The National Guard has failed to pay enlistment bonuses to at least 9,000 soldiers, with delays spanning years and affecting an additional 3,900 who left without receiving any payments. Payment processing issues have been attributed to understaffed and undertrained personnel, and long-term system outages, significantly impacting soldiers and their families.
- Delayed Bonus Payments: Over 9,000 National Guard soldiers have not received their promised enlistment bonuses, with some payments overdue for years. Additionally, around 3,900 soldiers completed their service without receiving any bonus.
- Impact on Soldiers: The missing payments, often as high as $20,000, have caused financial and personal distress among soldiers. The bonuses are a crucial part of the National Guard’s recruitment appeal, offering financial incentives for part-time service and occasional deployment.
- System Failures and Manual Processing: The Army National Guard Incentive Management System (GIMS) experienced multiple catastrophic outages in recent years, leading to a reliance on complex manual processing for bonus payments and resulting in significant backlogs.
- Administrative Challenges: Full-time Guard staff, often not initially trained for administrative roles, struggle with multiple complex online systems. Misinformation about the availability of funds and bureaucratic hurdles have compounded the issues in bonus payment processing.

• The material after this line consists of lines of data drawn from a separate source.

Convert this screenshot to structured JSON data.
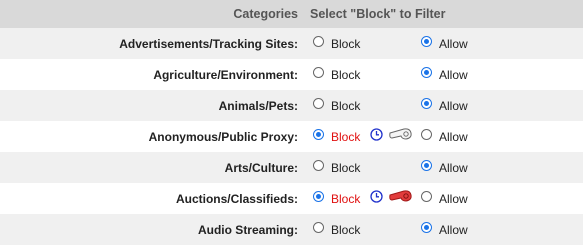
{
  "header": {
    "categories_label": "Categories",
    "select_label": "Select \"Block\" to Filter"
  },
  "colors": {
    "header_bg": "#d9d9d9",
    "row_shaded": "#f0f0f0",
    "radio_checked": "#1a73e8",
    "blocked_text": "#e01010"
  },
  "options": {
    "block": "Block",
    "allow": "Allow"
  },
  "rows": [
    {
      "category": "Advertisements/Tracking Sites:",
      "selected": "allow"
    },
    {
      "category": "Agriculture/Environment:",
      "selected": "allow"
    },
    {
      "category": "Animals/Pets:",
      "selected": "allow"
    },
    {
      "category": "Anonymous/Public Proxy:",
      "selected": "block",
      "icons": [
        "clock-icon",
        "whistle-icon-gray"
      ]
    },
    {
      "category": "Arts/Culture:",
      "selected": "allow"
    },
    {
      "category": "Auctions/Classifieds:",
      "selected": "block",
      "icons": [
        "clock-icon",
        "whistle-icon-red"
      ]
    },
    {
      "category": "Audio Streaming:",
      "selected": "allow"
    }
  ]
}
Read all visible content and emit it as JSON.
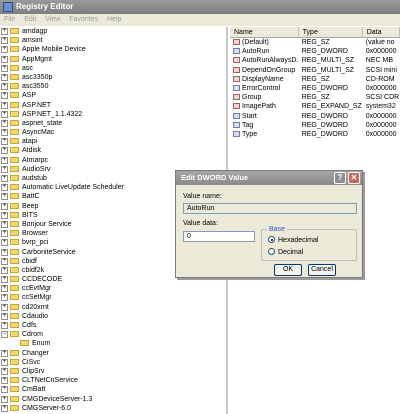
{
  "window": {
    "title": "Registry Editor"
  },
  "menu": [
    "File",
    "Edit",
    "View",
    "Favorites",
    "Help"
  ],
  "tree": [
    {
      "label": "amdagp",
      "expander": "+"
    },
    {
      "label": "amsint",
      "expander": "+"
    },
    {
      "label": "Apple Mobile Device",
      "expander": "+"
    },
    {
      "label": "AppMgmt",
      "expander": "+"
    },
    {
      "label": "asc",
      "expander": "+"
    },
    {
      "label": "asc3350p",
      "expander": "+"
    },
    {
      "label": "asc3550",
      "expander": "+"
    },
    {
      "label": "ASP",
      "expander": "+"
    },
    {
      "label": "ASP.NET",
      "expander": "+"
    },
    {
      "label": "ASP.NET_1.1.4322",
      "expander": "+"
    },
    {
      "label": "aspnet_state",
      "expander": "+"
    },
    {
      "label": "AsyncMac",
      "expander": "+"
    },
    {
      "label": "atapi",
      "expander": "+"
    },
    {
      "label": "Atdisk",
      "expander": "+"
    },
    {
      "label": "Atmarpc",
      "expander": "+"
    },
    {
      "label": "AudioSrv",
      "expander": "+"
    },
    {
      "label": "audstub",
      "expander": "+"
    },
    {
      "label": "Automatic LiveUpdate Scheduler",
      "expander": "+"
    },
    {
      "label": "BattC",
      "expander": "+"
    },
    {
      "label": "Beep",
      "expander": "+"
    },
    {
      "label": "BITS",
      "expander": "+"
    },
    {
      "label": "Bonjour Service",
      "expander": "+"
    },
    {
      "label": "Browser",
      "expander": "+"
    },
    {
      "label": "bvrp_pci",
      "expander": "+"
    },
    {
      "label": "CarboniteService",
      "expander": "+"
    },
    {
      "label": "cbidf",
      "expander": "+"
    },
    {
      "label": "cbidf2k",
      "expander": "+"
    },
    {
      "label": "CCDECODE",
      "expander": "+"
    },
    {
      "label": "ccEvtMgr",
      "expander": "+"
    },
    {
      "label": "ccSetMgr",
      "expander": "+"
    },
    {
      "label": "cd20xrnt",
      "expander": "+"
    },
    {
      "label": "Cdaudio",
      "expander": "+"
    },
    {
      "label": "Cdfs",
      "expander": "+"
    },
    {
      "label": "Cdrom",
      "expander": "−"
    },
    {
      "label": "Enum",
      "expander": "",
      "child": true
    },
    {
      "label": "Changer",
      "expander": "+"
    },
    {
      "label": "CiSvc",
      "expander": "+"
    },
    {
      "label": "ClipSrv",
      "expander": "+"
    },
    {
      "label": "CLTNetCnService",
      "expander": "+"
    },
    {
      "label": "CmBatt",
      "expander": "+"
    },
    {
      "label": "CMGDeviceServer-1.3",
      "expander": "+"
    },
    {
      "label": "CMGServer-6.0",
      "expander": "+"
    }
  ],
  "list": {
    "headers": {
      "name": "Name",
      "type": "Type",
      "data": "Data"
    },
    "rows": [
      {
        "name": "(Default)",
        "type": "REG_SZ",
        "data": "(value no",
        "icon": "string-value-icon"
      },
      {
        "name": "AutoRun",
        "type": "REG_DWORD",
        "data": "0x000000",
        "icon": "binary-value-icon"
      },
      {
        "name": "AutoRunAlwaysD...",
        "type": "REG_MULTI_SZ",
        "data": "NEC  MB",
        "icon": "string-value-icon"
      },
      {
        "name": "DependOnGroup",
        "type": "REG_MULTI_SZ",
        "data": "SCSI mini",
        "icon": "string-value-icon"
      },
      {
        "name": "DisplayName",
        "type": "REG_SZ",
        "data": "CD-ROM",
        "icon": "string-value-icon"
      },
      {
        "name": "ErrorControl",
        "type": "REG_DWORD",
        "data": "0x000000",
        "icon": "binary-value-icon"
      },
      {
        "name": "Group",
        "type": "REG_SZ",
        "data": "SCSI CDR",
        "icon": "string-value-icon"
      },
      {
        "name": "ImagePath",
        "type": "REG_EXPAND_SZ",
        "data": "system32",
        "icon": "string-value-icon"
      },
      {
        "name": "Start",
        "type": "REG_DWORD",
        "data": "0x000000",
        "icon": "binary-value-icon"
      },
      {
        "name": "Tag",
        "type": "REG_DWORD",
        "data": "0x000000",
        "icon": "binary-value-icon"
      },
      {
        "name": "Type",
        "type": "REG_DWORD",
        "data": "0x000000",
        "icon": "binary-value-icon"
      }
    ]
  },
  "dialog": {
    "title": "Edit DWORD Value",
    "help_glyph": "?",
    "close_glyph": "✕",
    "value_name_label": "Value name:",
    "value_name": "AutoRun",
    "value_data_label": "Value data:",
    "value_data": "0",
    "base_label": "Base",
    "hex_label": "Hexadecimal",
    "dec_label": "Decimal",
    "base_selected": "Hexadecimal",
    "ok_label": "OK",
    "cancel_label": "Cancel"
  }
}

- Historical Context and Efforts for Resolution: This is not the National Guard’s first issue with enlistment bonuses. The Pentagon previously waived debts and reimbursed Guardsmen affected by the California National Guard’s incorrect bonus payments. Current efforts to address the bonus payment delays include setting up incentive oversight teams and investigating state-level issues, but solutions are expected to take years.